Majoring in business has a high payoff relative to other types of programs, according to a new report from the Georgetown University Center on Education and the Workforce.
The report, released today, found that most business programs lead to median earnings that are about 10 times the amount of students’ loan debt payments two years after graduation. However, these programs have lower financial returns than engineering, health and computer and information sciences programs.
Students who earned an associate degree in business have median annual earnings of $30,000 two years after graduation after debt payments. Graduates with a bachelor’s degree in business earn a median $43,200 after debt payments, and master’s degree holders earn $51,600.
“Strong financial returns are good news for the more than 700,000 graduates each year who pursue the most popular field of study for bachelor’s and master’s degree holders,” lead report author and Georgetown CEW director Anthony P. Carnevale said in a press release. “This information will help prospective students and their families assess the value of various business programs.”
The report also ranks business programs based on their financial returns. Associate degree earners at Excelsior College in New York and Union County College in New Jersey, bachelor’s degree earners at Bismarck State College in North Dakota, and master’s degree graduates at the University of Pennsylvania had the highest returns relative to peers at their level of higher education.

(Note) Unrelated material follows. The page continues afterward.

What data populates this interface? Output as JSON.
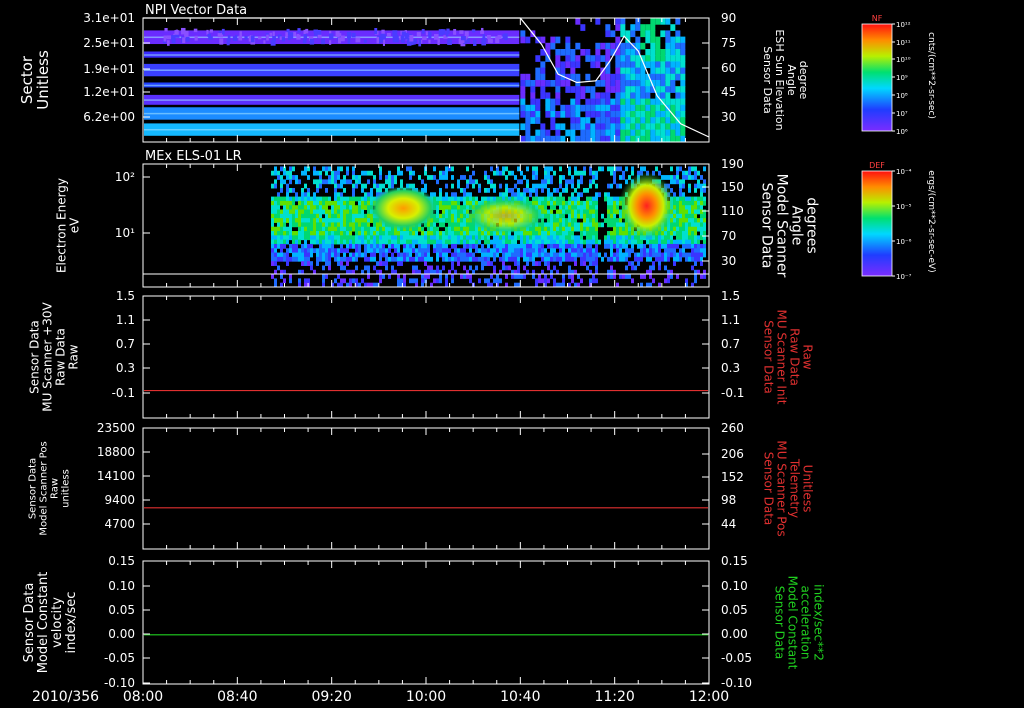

“Earnings and debt at the degree, institution, or program level tell only one side of the story. In a specific business program at a given institution, students can earn significantly more—or less—than the typical earnings for that institution or program,” Emma Wenzinger, report co-author and strategic communications specialist at Georgetown CEW, said in the release.